Higher Education Institutional Responses to COVID-19
Across the globe, communities are grappling with the COVID-19 pandemic. The implications of this evolving public health crisis include responses from individuals as well as public and private institutions. While individual responses are imperative (i.e., social distancing), organizational level responses (i.e., closing office spaces, allowing remote work, etc.) are a fundamental part of allowing individuals to respond. In the current COVID-19 crisis, the organizational-level responses from anchor institutions of democracy, such as colleges and universities (Dexter and Blankenberg 2016; Holden and Tryhorn 2013), play an exceptionally pivotal role in supporting or preventing individuals and communities from being responsive. Research into how these institutions respond is imperative, both for immediate guidance and for developing best practices over the long term. This study seeks to analyze organizational responses through content analysis of institutional emails sent to faculty, staff, and students in higher education settings. This project will use emails as the primary form of data for analysis.
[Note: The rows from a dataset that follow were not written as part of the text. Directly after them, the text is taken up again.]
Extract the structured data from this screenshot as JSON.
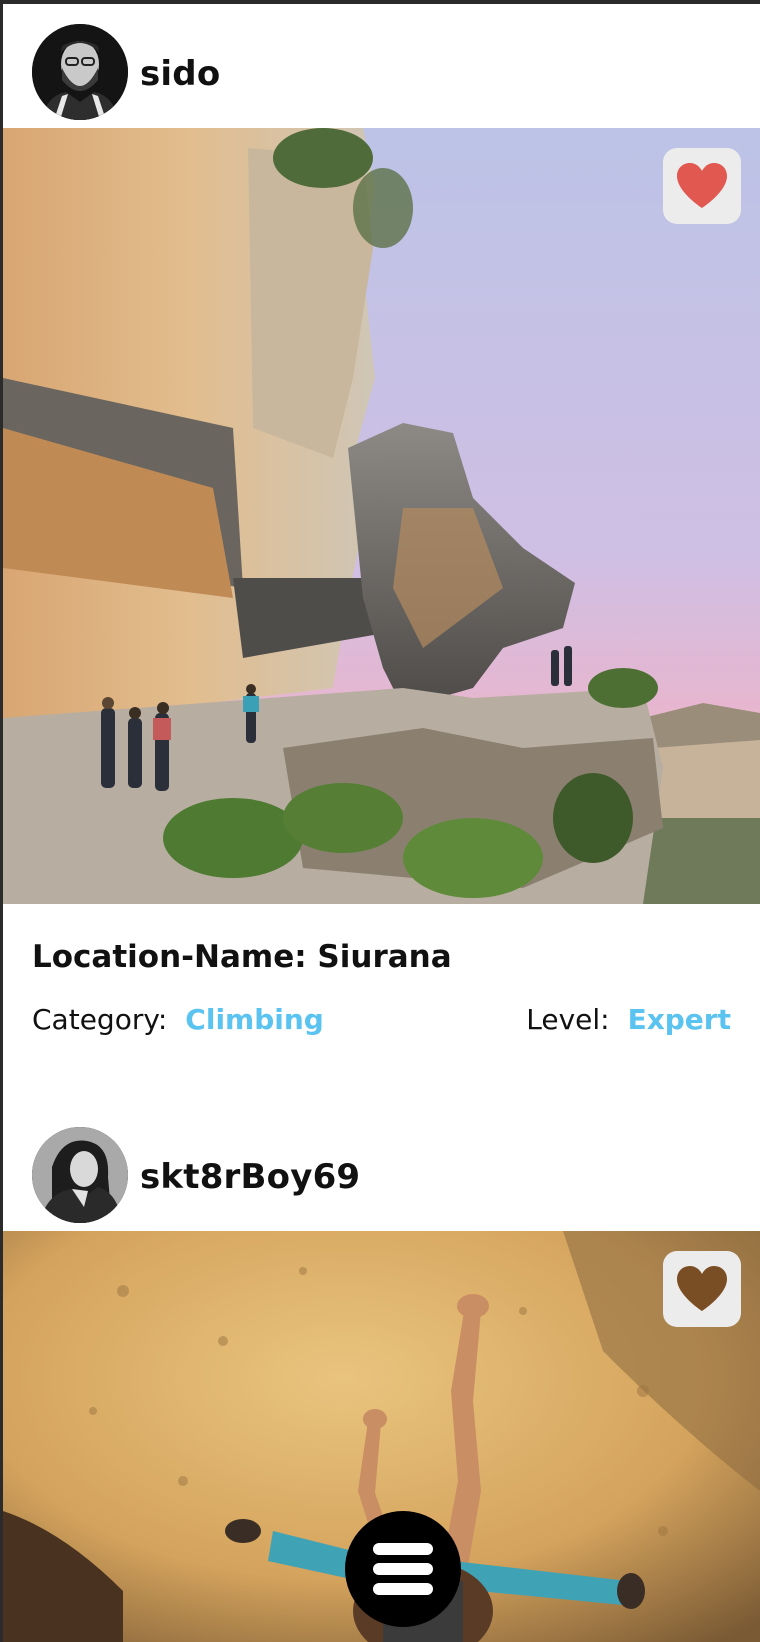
{
  "posts": [
    {
      "username": "sido",
      "avatar_icon": "user-avatar-icon",
      "liked": true,
      "like_icon": "heart-icon",
      "location_label": "Location-Name:",
      "location_name": "Siurana",
      "category_label": "Category:",
      "category_value": "Climbing",
      "level_label": "Level:",
      "level_value": "Expert"
    },
    {
      "username": "skt8rBoy69",
      "avatar_icon": "user-avatar-icon",
      "liked": false,
      "like_icon": "heart-icon"
    }
  ],
  "colors": {
    "accent": "#5bc3ef",
    "liked_heart": "#e0584f",
    "unliked_heart": "#7a4e24",
    "like_button_bg": "#ececec",
    "fab_bg": "#000000"
  },
  "menu_button": {
    "icon": "hamburger-menu-icon"
  }
}
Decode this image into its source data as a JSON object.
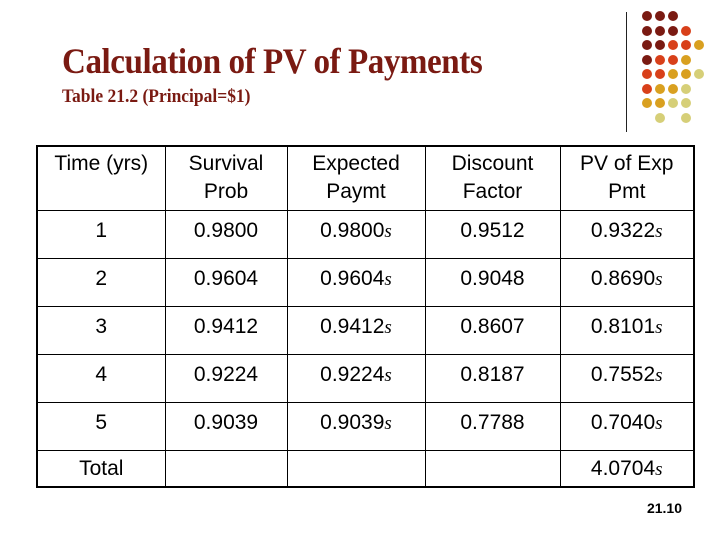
{
  "slide": {
    "title": "Calculation of PV of Payments",
    "subtitle": "Table 21.2 (Principal=$1)",
    "slide_number": "21.10",
    "accent_color": "#7a1a12",
    "decoration": {
      "icon": "dot-grid-decoration",
      "colors": [
        "#7a1a12",
        "#d8401a",
        "#d9a020",
        "#d6cf78"
      ]
    }
  },
  "table": {
    "columns": [
      {
        "line1": "Time (yrs)",
        "line2": ""
      },
      {
        "line1": "Survival",
        "line2": "Prob"
      },
      {
        "line1": "Expected",
        "line2": "Paymt"
      },
      {
        "line1": "Discount",
        "line2": "Factor"
      },
      {
        "line1": "PV of Exp",
        "line2": "Pmt"
      }
    ],
    "unit_symbol": "s",
    "rows": [
      {
        "time": "1",
        "survival": "0.9800",
        "expected": "0.9800",
        "discount": "0.9512",
        "pv": "0.9322"
      },
      {
        "time": "2",
        "survival": "0.9604",
        "expected": "0.9604",
        "discount": "0.9048",
        "pv": "0.8690"
      },
      {
        "time": "3",
        "survival": "0.9412",
        "expected": "0.9412",
        "discount": "0.8607",
        "pv": "0.8101"
      },
      {
        "time": "4",
        "survival": "0.9224",
        "expected": "0.9224",
        "discount": "0.8187",
        "pv": "0.7552"
      },
      {
        "time": "5",
        "survival": "0.9039",
        "expected": "0.9039",
        "discount": "0.7788",
        "pv": "0.7040"
      }
    ],
    "total": {
      "label": "Total",
      "pv": "4.0704"
    }
  }
}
Emails reflect a core artifact of organizational culture as established in public administration literature (Dolamore, 2019; Gooden, 2014; Testa and Sipe, 2013). Organizational culture encompasses the structural (i.e., space, policies, logos, etc.) and personal (i.e., leadership, socialization, learning) elements of an organization that influence individual behavior through the collective impact of each element (Chao and Moon 2005; Shafritz and Ott 1992). As a result, this project will explore the representations of various organizational culture domains (i.e., discourse, policies, leadership behavior) through the content of the email artifacts.